## RECORDS FOR THE TASK
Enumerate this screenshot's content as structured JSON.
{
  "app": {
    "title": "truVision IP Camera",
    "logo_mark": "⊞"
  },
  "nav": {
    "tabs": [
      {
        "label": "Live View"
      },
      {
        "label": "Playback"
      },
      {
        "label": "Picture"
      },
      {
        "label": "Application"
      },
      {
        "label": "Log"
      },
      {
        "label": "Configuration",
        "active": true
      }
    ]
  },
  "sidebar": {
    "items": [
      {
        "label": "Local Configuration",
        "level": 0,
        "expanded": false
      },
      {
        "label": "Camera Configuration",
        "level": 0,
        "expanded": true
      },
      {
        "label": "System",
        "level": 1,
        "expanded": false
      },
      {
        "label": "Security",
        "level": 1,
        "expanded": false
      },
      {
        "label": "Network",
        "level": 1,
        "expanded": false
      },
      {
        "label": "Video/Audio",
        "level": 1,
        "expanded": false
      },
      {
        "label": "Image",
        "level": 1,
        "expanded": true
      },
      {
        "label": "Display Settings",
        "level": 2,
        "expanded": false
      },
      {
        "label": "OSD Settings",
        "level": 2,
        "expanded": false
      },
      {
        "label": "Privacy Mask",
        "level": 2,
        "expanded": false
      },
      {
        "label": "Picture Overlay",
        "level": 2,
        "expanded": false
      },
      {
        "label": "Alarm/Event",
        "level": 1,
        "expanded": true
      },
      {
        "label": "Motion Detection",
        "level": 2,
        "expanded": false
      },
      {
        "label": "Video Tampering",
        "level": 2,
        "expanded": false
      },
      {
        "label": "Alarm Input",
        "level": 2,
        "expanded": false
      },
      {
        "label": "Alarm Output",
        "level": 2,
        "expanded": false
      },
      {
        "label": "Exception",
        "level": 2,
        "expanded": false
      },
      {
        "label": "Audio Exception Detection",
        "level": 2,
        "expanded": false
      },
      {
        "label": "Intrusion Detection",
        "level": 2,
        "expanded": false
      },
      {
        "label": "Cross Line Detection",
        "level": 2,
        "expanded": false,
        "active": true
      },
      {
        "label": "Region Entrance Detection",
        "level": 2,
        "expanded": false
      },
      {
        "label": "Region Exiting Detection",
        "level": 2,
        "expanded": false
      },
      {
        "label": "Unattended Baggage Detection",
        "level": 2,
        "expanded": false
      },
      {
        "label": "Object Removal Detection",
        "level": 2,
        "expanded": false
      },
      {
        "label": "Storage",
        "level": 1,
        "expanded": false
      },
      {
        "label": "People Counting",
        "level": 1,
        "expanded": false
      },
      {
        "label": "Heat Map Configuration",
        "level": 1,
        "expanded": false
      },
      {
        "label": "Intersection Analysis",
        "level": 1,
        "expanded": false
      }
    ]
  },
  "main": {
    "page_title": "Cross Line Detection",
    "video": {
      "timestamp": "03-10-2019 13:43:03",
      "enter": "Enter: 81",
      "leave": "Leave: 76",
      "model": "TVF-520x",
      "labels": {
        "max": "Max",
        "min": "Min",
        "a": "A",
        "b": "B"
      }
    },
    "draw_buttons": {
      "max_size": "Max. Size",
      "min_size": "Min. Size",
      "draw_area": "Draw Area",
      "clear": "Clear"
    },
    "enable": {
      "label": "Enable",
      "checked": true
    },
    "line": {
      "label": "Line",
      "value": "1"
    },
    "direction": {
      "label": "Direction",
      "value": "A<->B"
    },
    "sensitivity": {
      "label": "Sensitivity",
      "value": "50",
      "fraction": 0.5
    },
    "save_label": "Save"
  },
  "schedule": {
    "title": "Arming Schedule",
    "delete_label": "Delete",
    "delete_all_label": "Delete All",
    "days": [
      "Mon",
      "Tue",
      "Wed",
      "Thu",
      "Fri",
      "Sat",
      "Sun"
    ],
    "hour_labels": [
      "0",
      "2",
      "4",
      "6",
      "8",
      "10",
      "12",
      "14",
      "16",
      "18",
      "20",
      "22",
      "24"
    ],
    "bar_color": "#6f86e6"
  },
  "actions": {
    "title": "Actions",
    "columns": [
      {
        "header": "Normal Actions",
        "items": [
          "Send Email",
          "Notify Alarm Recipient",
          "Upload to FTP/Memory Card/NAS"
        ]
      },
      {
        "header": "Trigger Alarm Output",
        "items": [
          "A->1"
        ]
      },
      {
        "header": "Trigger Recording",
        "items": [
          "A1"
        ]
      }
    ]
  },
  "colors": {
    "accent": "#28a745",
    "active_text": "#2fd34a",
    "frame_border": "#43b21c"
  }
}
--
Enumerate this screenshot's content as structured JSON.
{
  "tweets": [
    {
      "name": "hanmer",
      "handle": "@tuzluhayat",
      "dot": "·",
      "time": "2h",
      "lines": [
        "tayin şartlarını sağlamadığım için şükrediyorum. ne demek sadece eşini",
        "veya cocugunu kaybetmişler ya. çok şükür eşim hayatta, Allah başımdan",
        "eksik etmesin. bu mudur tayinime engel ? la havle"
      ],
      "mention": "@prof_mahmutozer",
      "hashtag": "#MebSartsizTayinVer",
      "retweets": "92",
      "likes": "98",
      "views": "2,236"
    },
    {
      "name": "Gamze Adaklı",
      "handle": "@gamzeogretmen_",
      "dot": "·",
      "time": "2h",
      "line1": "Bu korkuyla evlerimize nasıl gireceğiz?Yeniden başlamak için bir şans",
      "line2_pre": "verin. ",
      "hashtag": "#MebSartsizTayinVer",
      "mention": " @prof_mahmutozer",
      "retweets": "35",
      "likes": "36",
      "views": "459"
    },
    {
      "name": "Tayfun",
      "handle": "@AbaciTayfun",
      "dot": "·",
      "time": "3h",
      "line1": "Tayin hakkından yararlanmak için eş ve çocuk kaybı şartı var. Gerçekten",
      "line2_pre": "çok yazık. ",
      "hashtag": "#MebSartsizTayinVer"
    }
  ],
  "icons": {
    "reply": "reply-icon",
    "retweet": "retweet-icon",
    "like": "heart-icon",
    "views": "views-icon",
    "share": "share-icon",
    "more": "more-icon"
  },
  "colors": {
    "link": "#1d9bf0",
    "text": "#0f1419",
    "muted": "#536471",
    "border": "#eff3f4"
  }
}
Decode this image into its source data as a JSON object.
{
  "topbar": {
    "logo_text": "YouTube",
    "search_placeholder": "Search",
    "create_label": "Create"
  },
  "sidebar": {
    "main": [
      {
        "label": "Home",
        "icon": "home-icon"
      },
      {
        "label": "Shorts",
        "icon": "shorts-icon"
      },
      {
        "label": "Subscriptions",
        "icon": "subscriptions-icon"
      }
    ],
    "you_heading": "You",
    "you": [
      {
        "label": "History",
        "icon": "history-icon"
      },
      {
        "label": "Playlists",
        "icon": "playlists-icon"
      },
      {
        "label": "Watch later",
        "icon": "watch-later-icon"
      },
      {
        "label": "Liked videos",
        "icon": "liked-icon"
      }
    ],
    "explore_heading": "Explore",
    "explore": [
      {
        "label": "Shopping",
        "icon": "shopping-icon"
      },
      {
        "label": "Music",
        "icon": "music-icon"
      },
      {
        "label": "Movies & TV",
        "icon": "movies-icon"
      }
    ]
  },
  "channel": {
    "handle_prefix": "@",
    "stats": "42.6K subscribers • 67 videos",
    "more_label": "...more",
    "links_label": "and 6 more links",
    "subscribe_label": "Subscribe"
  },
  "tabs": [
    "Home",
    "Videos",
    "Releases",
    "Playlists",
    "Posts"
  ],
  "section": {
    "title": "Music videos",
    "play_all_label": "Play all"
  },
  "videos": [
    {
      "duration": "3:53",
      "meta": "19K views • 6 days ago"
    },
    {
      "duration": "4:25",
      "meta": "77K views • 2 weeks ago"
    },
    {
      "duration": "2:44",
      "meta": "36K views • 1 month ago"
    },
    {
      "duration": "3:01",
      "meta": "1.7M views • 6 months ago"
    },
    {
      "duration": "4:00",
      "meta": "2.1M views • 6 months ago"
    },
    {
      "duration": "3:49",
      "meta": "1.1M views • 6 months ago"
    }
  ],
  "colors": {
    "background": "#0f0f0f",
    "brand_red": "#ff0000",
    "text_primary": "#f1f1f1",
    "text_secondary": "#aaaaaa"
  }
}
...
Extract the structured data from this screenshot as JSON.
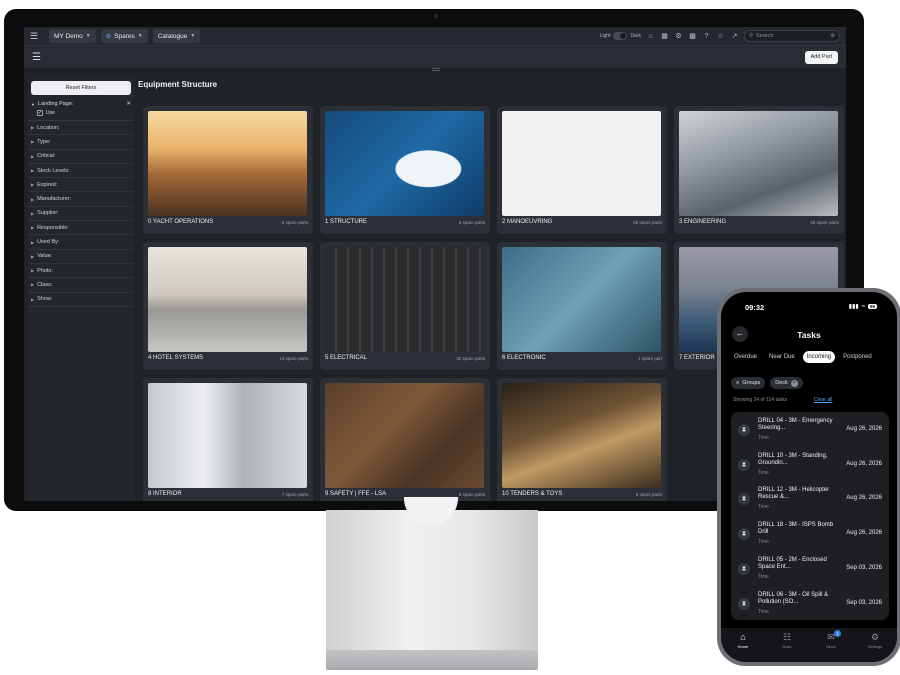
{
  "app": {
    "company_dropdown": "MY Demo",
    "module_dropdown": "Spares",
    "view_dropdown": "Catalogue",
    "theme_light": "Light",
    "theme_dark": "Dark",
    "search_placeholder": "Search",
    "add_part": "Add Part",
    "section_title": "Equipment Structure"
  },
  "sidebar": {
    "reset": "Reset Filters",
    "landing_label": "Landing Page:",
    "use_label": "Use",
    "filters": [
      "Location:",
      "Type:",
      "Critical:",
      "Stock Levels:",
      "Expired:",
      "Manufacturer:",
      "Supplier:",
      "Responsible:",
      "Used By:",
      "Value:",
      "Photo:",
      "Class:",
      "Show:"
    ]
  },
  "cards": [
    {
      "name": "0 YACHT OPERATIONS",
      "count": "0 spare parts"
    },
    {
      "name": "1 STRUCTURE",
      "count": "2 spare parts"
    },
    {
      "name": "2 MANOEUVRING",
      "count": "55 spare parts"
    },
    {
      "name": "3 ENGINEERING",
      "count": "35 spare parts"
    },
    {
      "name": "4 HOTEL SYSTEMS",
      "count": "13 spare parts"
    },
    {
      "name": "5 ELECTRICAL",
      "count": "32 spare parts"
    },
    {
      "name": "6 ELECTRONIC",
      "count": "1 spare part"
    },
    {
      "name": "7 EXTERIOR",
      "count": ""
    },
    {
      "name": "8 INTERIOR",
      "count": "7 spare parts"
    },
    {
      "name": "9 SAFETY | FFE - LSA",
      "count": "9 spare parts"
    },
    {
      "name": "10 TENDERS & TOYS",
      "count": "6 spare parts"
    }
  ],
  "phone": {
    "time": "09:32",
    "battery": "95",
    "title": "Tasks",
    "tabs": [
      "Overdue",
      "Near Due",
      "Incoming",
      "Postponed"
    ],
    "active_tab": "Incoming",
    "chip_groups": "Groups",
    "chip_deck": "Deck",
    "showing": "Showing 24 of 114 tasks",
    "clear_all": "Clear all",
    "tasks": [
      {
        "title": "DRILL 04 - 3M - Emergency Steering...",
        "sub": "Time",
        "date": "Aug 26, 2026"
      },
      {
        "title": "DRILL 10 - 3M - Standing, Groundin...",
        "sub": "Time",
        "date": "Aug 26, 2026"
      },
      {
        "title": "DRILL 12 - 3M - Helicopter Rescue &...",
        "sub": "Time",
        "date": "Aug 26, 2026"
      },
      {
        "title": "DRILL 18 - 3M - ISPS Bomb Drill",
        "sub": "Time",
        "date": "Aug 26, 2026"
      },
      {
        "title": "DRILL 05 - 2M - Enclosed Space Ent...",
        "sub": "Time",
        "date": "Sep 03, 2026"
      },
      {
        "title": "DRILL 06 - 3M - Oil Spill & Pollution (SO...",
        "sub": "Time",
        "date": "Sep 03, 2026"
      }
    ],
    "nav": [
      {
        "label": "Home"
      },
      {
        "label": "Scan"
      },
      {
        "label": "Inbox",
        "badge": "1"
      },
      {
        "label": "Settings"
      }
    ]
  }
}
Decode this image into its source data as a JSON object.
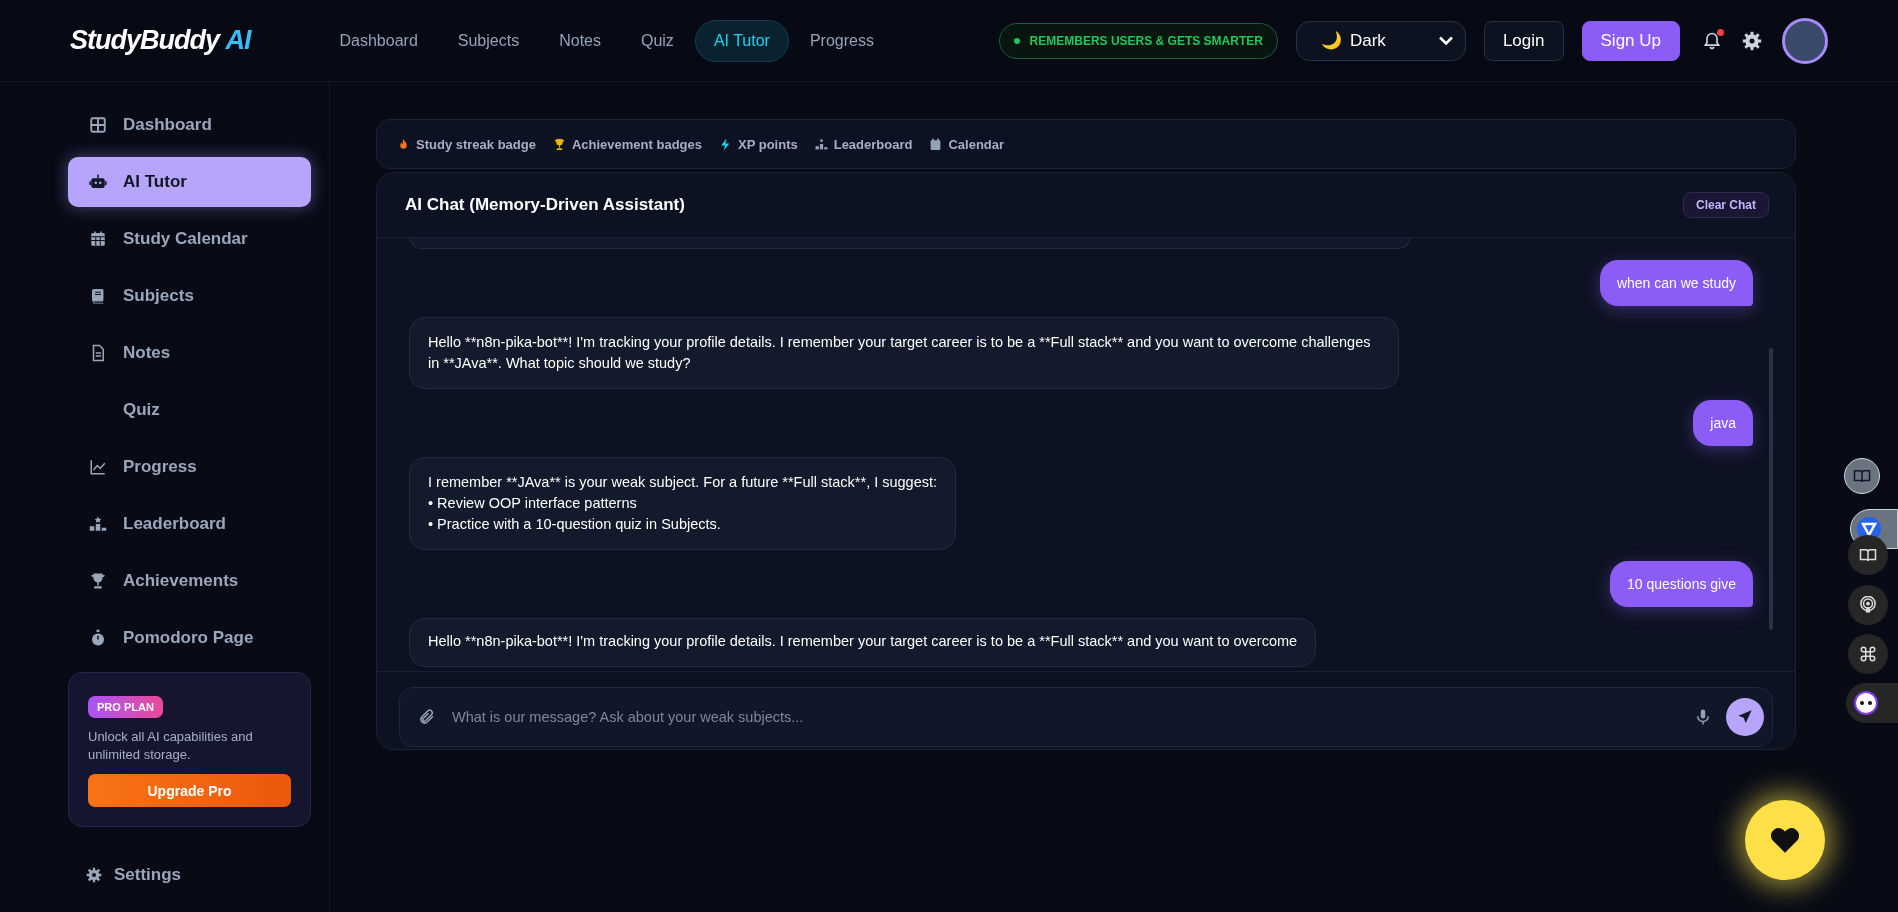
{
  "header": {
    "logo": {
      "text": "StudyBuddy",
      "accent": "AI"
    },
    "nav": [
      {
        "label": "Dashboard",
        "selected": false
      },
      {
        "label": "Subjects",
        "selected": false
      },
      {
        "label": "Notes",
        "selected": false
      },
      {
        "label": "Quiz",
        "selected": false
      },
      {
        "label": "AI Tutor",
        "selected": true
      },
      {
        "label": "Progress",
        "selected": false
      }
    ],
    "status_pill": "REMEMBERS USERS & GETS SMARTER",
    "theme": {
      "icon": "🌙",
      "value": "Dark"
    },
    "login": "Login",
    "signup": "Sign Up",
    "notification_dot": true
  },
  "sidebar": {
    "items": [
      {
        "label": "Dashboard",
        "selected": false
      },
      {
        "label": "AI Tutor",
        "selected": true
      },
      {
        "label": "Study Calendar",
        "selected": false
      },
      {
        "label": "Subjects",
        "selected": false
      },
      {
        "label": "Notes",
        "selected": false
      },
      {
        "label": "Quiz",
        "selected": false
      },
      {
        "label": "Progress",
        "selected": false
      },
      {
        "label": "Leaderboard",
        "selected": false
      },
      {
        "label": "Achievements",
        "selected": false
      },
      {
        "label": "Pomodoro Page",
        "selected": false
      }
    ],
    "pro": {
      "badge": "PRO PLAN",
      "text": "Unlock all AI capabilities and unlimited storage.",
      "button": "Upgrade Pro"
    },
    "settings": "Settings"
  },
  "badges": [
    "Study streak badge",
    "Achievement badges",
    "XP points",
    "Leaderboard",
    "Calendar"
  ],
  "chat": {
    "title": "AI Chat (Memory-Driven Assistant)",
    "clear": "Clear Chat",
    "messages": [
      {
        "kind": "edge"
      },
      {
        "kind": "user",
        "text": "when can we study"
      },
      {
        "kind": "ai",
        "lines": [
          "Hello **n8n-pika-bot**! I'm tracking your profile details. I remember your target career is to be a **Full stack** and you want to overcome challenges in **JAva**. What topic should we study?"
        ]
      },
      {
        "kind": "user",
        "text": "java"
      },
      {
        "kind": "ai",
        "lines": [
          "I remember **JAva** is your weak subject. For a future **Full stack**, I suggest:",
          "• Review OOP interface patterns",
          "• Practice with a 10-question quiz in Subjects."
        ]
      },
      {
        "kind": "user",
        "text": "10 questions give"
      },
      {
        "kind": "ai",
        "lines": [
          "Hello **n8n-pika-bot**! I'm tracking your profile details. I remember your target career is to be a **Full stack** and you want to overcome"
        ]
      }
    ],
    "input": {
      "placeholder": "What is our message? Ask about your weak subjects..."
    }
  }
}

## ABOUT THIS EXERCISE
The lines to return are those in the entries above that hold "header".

## RESULT
        "header": "Normal Actions",
        "header": "Trigger Alarm Output",
        "header": "Trigger Recording",
  "header": {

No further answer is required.